Another mini experiment that is all part of this broader experiment is changing my routine. For years, literally years, I have been truly wanting to change my morning routine, to not have my phone be the first thing I look at in the morning, to not lose 3 hours of the start of my day to Facebook and Instagram. I wanted to get up and practice yoga, start a meditation practice, read a book, do something that was going to enrich my life in my day to day. As part of my Ayurvedic experiment, I have also taken up tongue scraping, oil pulling, neti potting, and meditation on a daily basis. I realize that I am always so eager to experiment on my body in ways that I can control: food, allergy, hygiene, etc. These are all physical experiments that affect my perception of myself. What I realized is that I have been resisting making internal changes and putting forth the effort of doing things that seem hard or boring, which gave rise to my sadhana practice.
I began my sadhana practice on March 21st and have only lost one day to forgetfulness. Hearing that “no effort goes to waste” in our class presentation on meditation inspired me to always just try and to keep trying. I have been practicing sadhana every morning for 10 minutes as the last piece of my Ayurvedic morning routine. This morning I incorporated nadishodhana (my favorite of the 4 purifications) and increased my time to 15 minutes. I definitely felt the extra 5 minutes, but have seen positive changes from my daily practice.

I have made strides in being the observer and the observed. I have discovered that the Axis Yoga Teacher Training program has given me the extra push and support I needed to make those changes. I have come leaps and bounds from where I was 5 years ago, spiritually, mentally, and physically. I have made strides on my own that have positively affected my relationship to myself and to others and have helped shaped a more free, connected, and positive view of the world around me. Axis has given me support to pursue those changes I have been waiting to make and given me a community to be accountable to in the most enriching way. I am so grateful for this experience and am excited to keep applying what I am learning for more growth and understanding for myself and those around me.

Denver's Ultimate Guide to Evaluating Yoga Teacher Training Programs with Studio Comparison Worksheet10 MUST-ASK Questions Before You Pick A Program in Denver

Some have called Colorado the mecca of yoga. And as the popularity of both yoga and Colorado have grown, the number of certified yoga teacher training programs have skyrocketed. A quick internet search will turn up dozens of training programs throughout the Denver-Metro area. But it can be challenging to determine which yoga teacher training program is right for you.

To help make this process easier, we have created a free guide to Evaluating Denver’s Yoga Teacher Training Programs that includes 10 must-ask questions and a bonus worksheet you can use to evaluate the programs you are considering.
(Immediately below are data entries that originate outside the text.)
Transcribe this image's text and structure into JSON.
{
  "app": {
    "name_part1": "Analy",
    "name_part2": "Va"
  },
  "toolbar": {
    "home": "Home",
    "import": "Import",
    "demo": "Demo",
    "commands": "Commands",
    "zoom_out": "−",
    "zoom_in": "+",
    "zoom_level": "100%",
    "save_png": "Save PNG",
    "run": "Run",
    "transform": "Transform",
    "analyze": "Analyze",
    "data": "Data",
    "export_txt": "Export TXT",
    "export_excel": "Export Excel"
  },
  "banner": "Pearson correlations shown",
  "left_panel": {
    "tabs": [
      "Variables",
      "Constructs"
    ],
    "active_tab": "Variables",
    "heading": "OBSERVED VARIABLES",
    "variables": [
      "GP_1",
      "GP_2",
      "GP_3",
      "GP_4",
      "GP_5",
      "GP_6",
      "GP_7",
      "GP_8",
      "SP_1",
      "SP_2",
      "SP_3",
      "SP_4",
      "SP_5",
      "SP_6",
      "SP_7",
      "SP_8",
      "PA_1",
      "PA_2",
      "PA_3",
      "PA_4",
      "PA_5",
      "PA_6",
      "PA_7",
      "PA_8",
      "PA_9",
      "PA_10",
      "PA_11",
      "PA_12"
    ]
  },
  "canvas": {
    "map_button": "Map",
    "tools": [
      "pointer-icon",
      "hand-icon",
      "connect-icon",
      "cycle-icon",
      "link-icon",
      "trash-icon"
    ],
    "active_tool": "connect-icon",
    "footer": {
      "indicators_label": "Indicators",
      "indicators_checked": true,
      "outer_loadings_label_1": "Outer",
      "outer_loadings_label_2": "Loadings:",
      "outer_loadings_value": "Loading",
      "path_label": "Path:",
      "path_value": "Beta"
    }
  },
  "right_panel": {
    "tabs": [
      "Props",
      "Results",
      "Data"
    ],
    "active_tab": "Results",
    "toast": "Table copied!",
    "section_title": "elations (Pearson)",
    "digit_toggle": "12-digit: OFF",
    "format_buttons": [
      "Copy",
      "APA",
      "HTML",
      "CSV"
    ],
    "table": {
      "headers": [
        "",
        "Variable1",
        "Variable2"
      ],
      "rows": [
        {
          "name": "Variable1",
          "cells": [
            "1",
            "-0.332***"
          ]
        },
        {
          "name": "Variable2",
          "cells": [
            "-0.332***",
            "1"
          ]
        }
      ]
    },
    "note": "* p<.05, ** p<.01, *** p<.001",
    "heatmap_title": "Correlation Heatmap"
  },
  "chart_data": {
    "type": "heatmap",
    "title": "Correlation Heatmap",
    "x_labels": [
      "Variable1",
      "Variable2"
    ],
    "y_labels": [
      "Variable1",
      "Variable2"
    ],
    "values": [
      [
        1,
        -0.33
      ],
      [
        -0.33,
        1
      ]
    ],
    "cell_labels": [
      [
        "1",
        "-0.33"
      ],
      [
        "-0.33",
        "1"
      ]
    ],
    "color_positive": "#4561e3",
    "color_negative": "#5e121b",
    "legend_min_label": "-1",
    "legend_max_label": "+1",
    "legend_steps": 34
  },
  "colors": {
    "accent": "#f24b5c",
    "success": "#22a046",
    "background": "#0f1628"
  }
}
The answers to these questions will not only narrow down your search, but will also help guide you to the training program that meets your specific needs as a yoga practitioner and future yoga teacher (if you choose to go that route).

A representative from the Denver program that you are considering should be available via email, phone or even face-to-face through open house events. If you are having difficulty getting your questions answered, this could be a sign that the program may not be a good fit.

Print and fill out the comparison worksheet at the end of this guide to help make narrowing down your selection easier. With the answers to these questions, you can find the Denver yoga teacher training program that best aligns with your values and aspirations.

Remember that the benefits of your training will feed you well for the rest of your life, far beyond the length of the program. I’m excited for you and the amazing journey you are about to embark upon. Namaste.

Click Here to Download Free Guide to Denver’s YTT Programs + Bonus Worksheet